If a line in the entries below includes "details", pick it out and copy it.

DATASET RECORDS:
::::

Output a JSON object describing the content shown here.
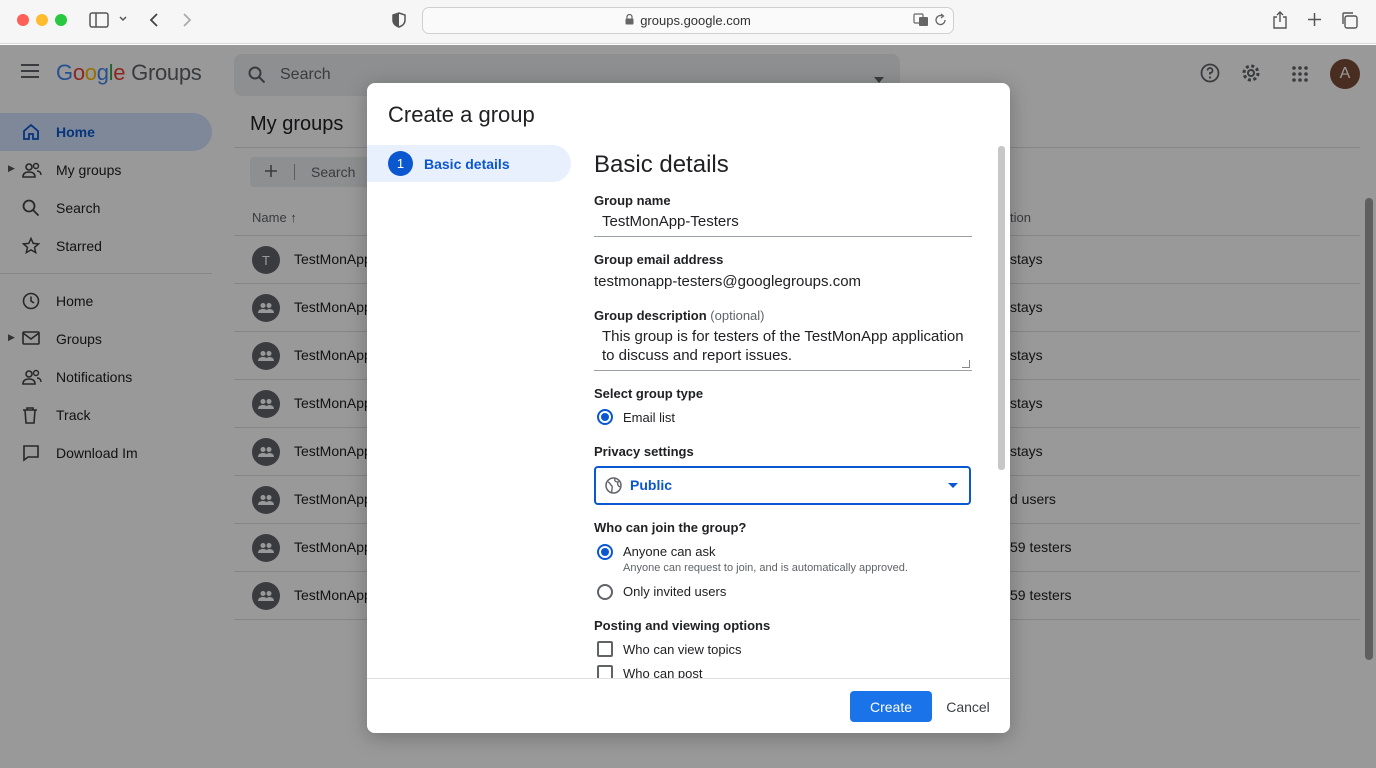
{
  "browser": {
    "url": "groups.google.com"
  },
  "header": {
    "brand_google": [
      "G",
      "o",
      "o",
      "g",
      "l",
      "e"
    ],
    "brand_groups": "Groups",
    "search_placeholder": "Search",
    "avatar_initial": "A"
  },
  "sidebar": {
    "items": [
      {
        "label": "Home",
        "icon": "home-icon",
        "active": true
      },
      {
        "label": "My groups",
        "icon": "people-icon",
        "expandable": true
      },
      {
        "label": "Search",
        "icon": "search-icon"
      },
      {
        "label": "Starred",
        "icon": "star-icon"
      },
      {
        "label": "Home",
        "icon": "clock-icon"
      },
      {
        "label": "Groups",
        "icon": "mail-icon",
        "expandable": true
      },
      {
        "label": "Notifications",
        "icon": "people-icon"
      },
      {
        "label": "Track",
        "icon": "trash-icon"
      },
      {
        "label": "Download Im",
        "icon": "chat-icon"
      }
    ]
  },
  "main": {
    "title": "My groups",
    "toolbar_search": "Search",
    "col_name": "Name ↑",
    "col_right": "tion",
    "rows": [
      {
        "avatar": "T",
        "name": "TestMonApp",
        "tail": "stays"
      },
      {
        "avatar": "",
        "name": "TestMonApp",
        "tail": "stays"
      },
      {
        "avatar": "",
        "name": "TestMonApp",
        "tail": "stays"
      },
      {
        "avatar": "",
        "name": "TestMonApp",
        "tail": "stays"
      },
      {
        "avatar": "",
        "name": "TestMonApp",
        "tail": "stays"
      },
      {
        "avatar": "",
        "name": "TestMonApp",
        "tail": "d users"
      },
      {
        "avatar": "",
        "name": "TestMonApp",
        "tail": "59 testers"
      },
      {
        "avatar": "",
        "name": "TestMonApp",
        "tail": "59 testers"
      }
    ]
  },
  "dialog": {
    "title": "Create a group",
    "step_number": "1",
    "step_label": "Basic details",
    "section_title": "Basic details",
    "group_name_label": "Group name",
    "group_name_value": "TestMonApp-Testers",
    "email_label": "Group email address",
    "email_value": "testmonapp-testers@googlegroups.com",
    "description_label": "Group description",
    "description_optional": "(optional)",
    "description_value": "This group is for testers of the TestMonApp application to discuss and report issues.",
    "group_type_label": "Select group type",
    "group_type_option": "Email list",
    "privacy_label": "Privacy settings",
    "privacy_value": "Public",
    "join_label": "Who can join the group?",
    "join_option1": "Anyone can ask",
    "join_option1_help": "Anyone can request to join, and is automatically approved.",
    "join_option2": "Only invited users",
    "posting_label": "Posting and viewing options",
    "posting_option1": "Who can view topics",
    "posting_option2": "Who can post",
    "create_label": "Create",
    "cancel_label": "Cancel"
  },
  "colors": {
    "accent": "#0b57d0",
    "create_button": "#1a73e8"
  }
}
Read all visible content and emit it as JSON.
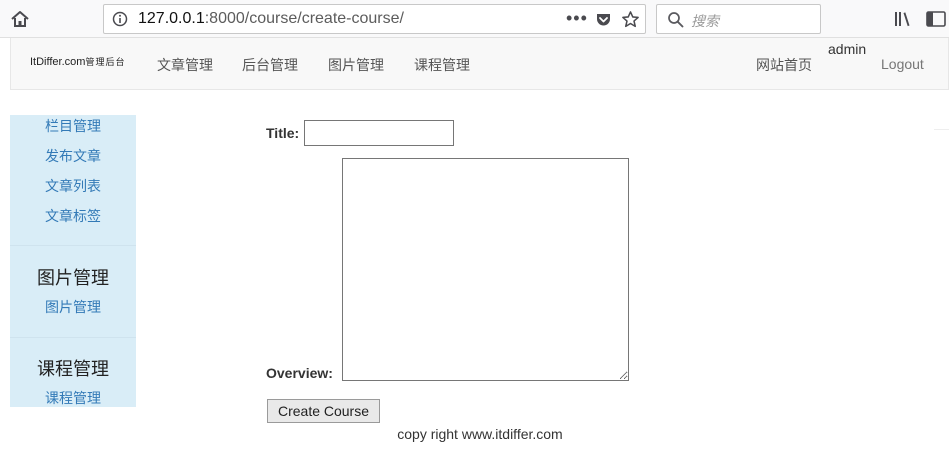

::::

ANSWER SPACE:
    "step_label": "Basic details",
    "section_title": "Basic details",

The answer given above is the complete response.